(THE INPUT)

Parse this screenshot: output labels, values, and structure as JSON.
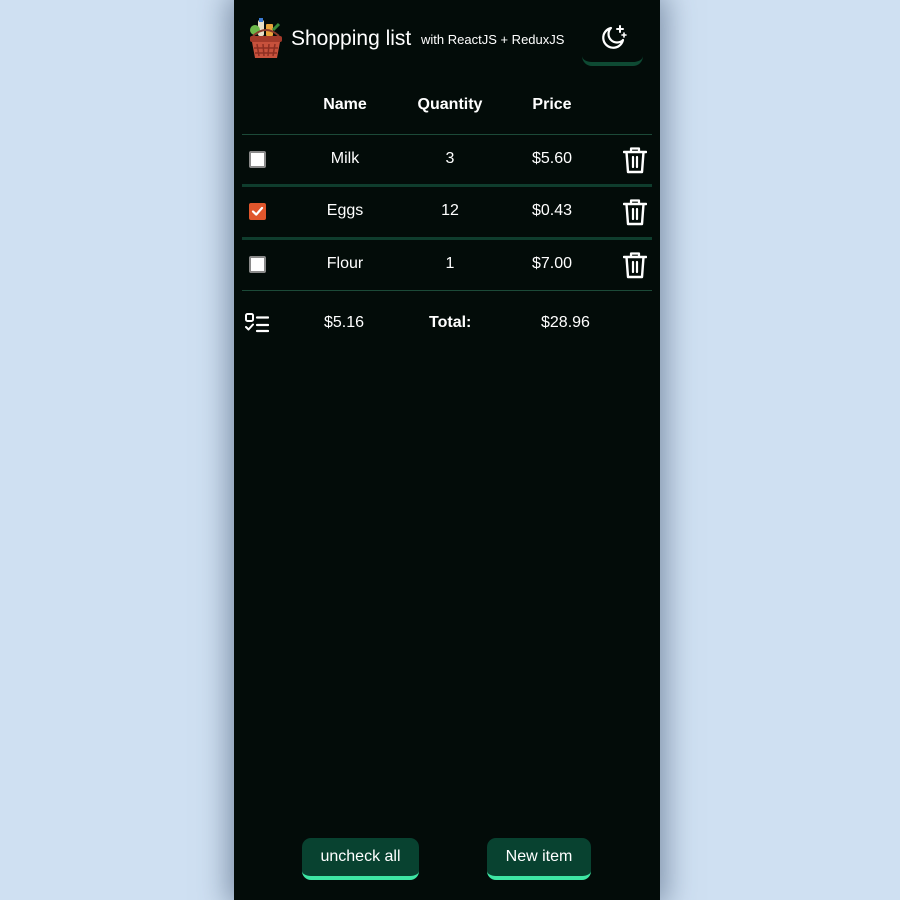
{
  "header": {
    "title": "Shopping list",
    "subtitle": "with ReactJS + ReduxJS"
  },
  "columns": {
    "name": "Name",
    "quantity": "Quantity",
    "price": "Price"
  },
  "items": [
    {
      "name": "Milk",
      "quantity": "3",
      "price": "$5.60",
      "checked": false
    },
    {
      "name": "Eggs",
      "quantity": "12",
      "price": "$0.43",
      "checked": true
    },
    {
      "name": "Flour",
      "quantity": "1",
      "price": "$7.00",
      "checked": false
    }
  ],
  "summary": {
    "checked_total": "$5.16",
    "total_label": "Total:",
    "total": "$28.96"
  },
  "buttons": {
    "uncheck_all": "uncheck all",
    "new_item": "New item"
  },
  "icons": {
    "logo": "shopping-basket-icon",
    "theme": "moon-stars-icon",
    "delete": "trash-icon",
    "summary": "checklist-icon"
  },
  "colors": {
    "background": "#030c09",
    "page": "#cfe0f2",
    "button": "#084230",
    "button_accent": "#3ee6a4",
    "checkbox_checked": "#e0562c"
  }
}
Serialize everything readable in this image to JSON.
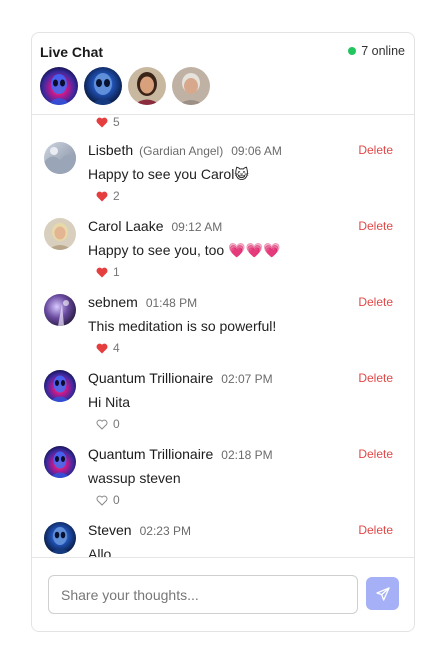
{
  "header": {
    "title": "Live Chat",
    "online_text": "7 online",
    "online_color": "#22c55e",
    "avatars": [
      "alien-blue-avatar",
      "alien-dark-avatar",
      "woman-avatar",
      "man-avatar"
    ]
  },
  "top_likes": {
    "count": "5",
    "liked": true
  },
  "messages": [
    {
      "name": "Lisbeth",
      "role": "(Gardian Angel)",
      "time": "09:06 AM",
      "text": "Happy to see you Carol😺",
      "likes": "2",
      "liked": true,
      "delete_label": "Delete"
    },
    {
      "name": "Carol Laake",
      "role": "",
      "time": "09:12 AM",
      "text": "Happy to see you, too 💗💗💗",
      "likes": "1",
      "liked": true,
      "delete_label": "Delete"
    },
    {
      "name": "sebnem",
      "role": "",
      "time": "01:48 PM",
      "text": "This meditation is so powerful!",
      "likes": "4",
      "liked": true,
      "delete_label": "Delete"
    },
    {
      "name": "Quantum Trillionaire",
      "role": "",
      "time": "02:07 PM",
      "text": "Hi Nita",
      "likes": "0",
      "liked": false,
      "delete_label": "Delete"
    },
    {
      "name": "Quantum Trillionaire",
      "role": "",
      "time": "02:18 PM",
      "text": "wassup steven",
      "likes": "0",
      "liked": false,
      "delete_label": "Delete"
    },
    {
      "name": "Steven",
      "role": "",
      "time": "02:23 PM",
      "text": "Allo",
      "likes": "",
      "liked": false,
      "delete_label": "Delete"
    }
  ],
  "composer": {
    "placeholder": "Share your thoughts...",
    "send_color": "#a5b0f7"
  },
  "colors": {
    "delete": "#e04848",
    "heart": "#e53e3e",
    "accent": "#a5b0f7"
  }
}
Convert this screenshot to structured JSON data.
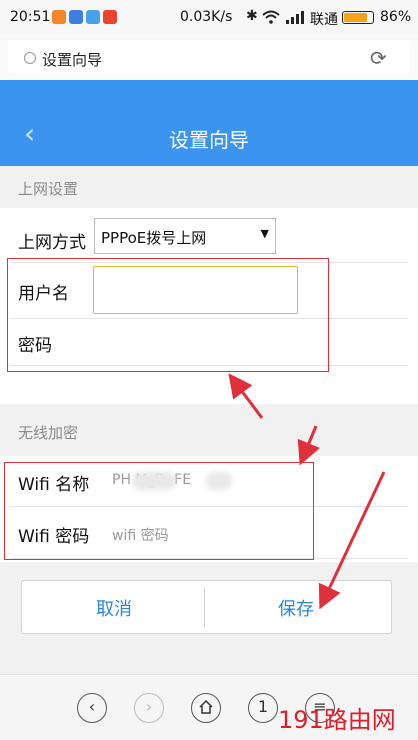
{
  "status_bar": {
    "time": "20:51",
    "net_speed": "0.03K/s",
    "carrier": "联通",
    "battery_percent": "86%",
    "battery_level": 0.86,
    "app_icon_colors": [
      "#f5872a",
      "#3f7fe0",
      "#4aa0ea",
      "#e8442e"
    ]
  },
  "browser": {
    "tab_title": "设置向导",
    "reload_icon": "reload-icon"
  },
  "header": {
    "title": "设置向导",
    "back_glyph": "‹",
    "color": "#3b95f0"
  },
  "section_internet": {
    "title": "上网设置",
    "method_label": "上网方式",
    "method_value": "PPPoE拨号上网",
    "username_label": "用户名",
    "username_value": "",
    "password_label": "密码"
  },
  "section_wireless": {
    "title": "无线加密",
    "wifi_name_label": "Wifi 名称",
    "wifi_name_value": "PH      M_D.    FE",
    "wifi_password_label": "Wifi 密码",
    "wifi_password_placeholder": "wifi 密码"
  },
  "buttons": {
    "cancel": "取消",
    "save": "保存",
    "accent": "#2f86d8"
  },
  "bottom_nav": {
    "back_glyph": "‹",
    "forward_glyph": "›",
    "tabs_count": "1"
  },
  "watermark": {
    "text": "191路由网",
    "color": "#e01e2a"
  },
  "annotation_color": "#e0303c"
}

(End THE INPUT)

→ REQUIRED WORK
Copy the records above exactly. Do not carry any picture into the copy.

→ OUTPUT OF THE TASK
Parse this screenshot: output labels, values, and structure as JSON.
{
  "header": {
    "title": "Shopping list",
    "subtitle": "with ReactJS + ReduxJS"
  },
  "columns": {
    "name": "Name",
    "quantity": "Quantity",
    "price": "Price"
  },
  "items": [
    {
      "name": "Milk",
      "quantity": "3",
      "price": "$5.60",
      "checked": false
    },
    {
      "name": "Eggs",
      "quantity": "12",
      "price": "$0.43",
      "checked": true
    },
    {
      "name": "Flour",
      "quantity": "1",
      "price": "$7.00",
      "checked": false
    }
  ],
  "summary": {
    "checked_total": "$5.16",
    "total_label": "Total:",
    "total": "$28.96"
  },
  "buttons": {
    "uncheck_all": "uncheck all",
    "new_item": "New item"
  },
  "icons": {
    "logo": "shopping-basket-icon",
    "theme": "moon-stars-icon",
    "delete": "trash-icon",
    "summary": "checklist-icon"
  },
  "colors": {
    "background": "#030c09",
    "page": "#cfe0f2",
    "button": "#084230",
    "button_accent": "#3ee6a4",
    "checkbox_checked": "#e0562c"
  }
}
Serialize everything readable in this image to JSON.
{
  "header": {
    "title": "Live Chat",
    "online_text": "7 online",
    "online_color": "#22c55e",
    "avatars": [
      "alien-blue-avatar",
      "alien-dark-avatar",
      "woman-avatar",
      "man-avatar"
    ]
  },
  "top_likes": {
    "count": "5",
    "liked": true
  },
  "messages": [
    {
      "name": "Lisbeth",
      "role": "(Gardian Angel)",
      "time": "09:06 AM",
      "text": "Happy to see you Carol😺",
      "likes": "2",
      "liked": true,
      "delete_label": "Delete"
    },
    {
      "name": "Carol Laake",
      "role": "",
      "time": "09:12 AM",
      "text": "Happy to see you, too 💗💗💗",
      "likes": "1",
      "liked": true,
      "delete_label": "Delete"
    },
    {
      "name": "sebnem",
      "role": "",
      "time": "01:48 PM",
      "text": "This meditation is so powerful!",
      "likes": "4",
      "liked": true,
      "delete_label": "Delete"
    },
    {
      "name": "Quantum Trillionaire",
      "role": "",
      "time": "02:07 PM",
      "text": "Hi Nita",
      "likes": "0",
      "liked": false,
      "delete_label": "Delete"
    },
    {
      "name": "Quantum Trillionaire",
      "role": "",
      "time": "02:18 PM",
      "text": "wassup steven",
      "likes": "0",
      "liked": false,
      "delete_label": "Delete"
    },
    {
      "name": "Steven",
      "role": "",
      "time": "02:23 PM",
      "text": "Allo",
      "likes": "",
      "liked": false,
      "delete_label": "Delete"
    }
  ],
  "composer": {
    "placeholder": "Share your thoughts...",
    "send_color": "#a5b0f7"
  },
  "colors": {
    "delete": "#e04848",
    "heart": "#e53e3e",
    "accent": "#a5b0f7"
  }
}
Convert this screenshot to structured JSON data.
{
  "status_bar": {
    "time": "20:51",
    "net_speed": "0.03K/s",
    "carrier": "联通",
    "battery_percent": "86%",
    "battery_level": 0.86,
    "app_icon_colors": [
      "#f5872a",
      "#3f7fe0",
      "#4aa0ea",
      "#e8442e"
    ]
  },
  "browser": {
    "tab_title": "设置向导",
    "reload_icon": "reload-icon"
  },
  "header": {
    "title": "设置向导",
    "back_glyph": "‹",
    "color": "#3b95f0"
  },
  "section_internet": {
    "title": "上网设置",
    "method_label": "上网方式",
    "method_value": "PPPoE拨号上网",
    "username_label": "用户名",
    "username_value": "",
    "password_label": "密码"
  },
  "section_wireless": {
    "title": "无线加密",
    "wifi_name_label": "Wifi 名称",
    "wifi_name_value": "PH      M_D.    FE",
    "wifi_password_label": "Wifi 密码",
    "wifi_password_placeholder": "wifi 密码"
  },
  "buttons": {
    "cancel": "取消",
    "save": "保存",
    "accent": "#2f86d8"
  },
  "bottom_nav": {
    "back_glyph": "‹",
    "forward_glyph": "›",
    "tabs_count": "1"
  },
  "watermark": {
    "text": "191路由网",
    "color": "#e01e2a"
  },
  "annotation_color": "#e0303c"
}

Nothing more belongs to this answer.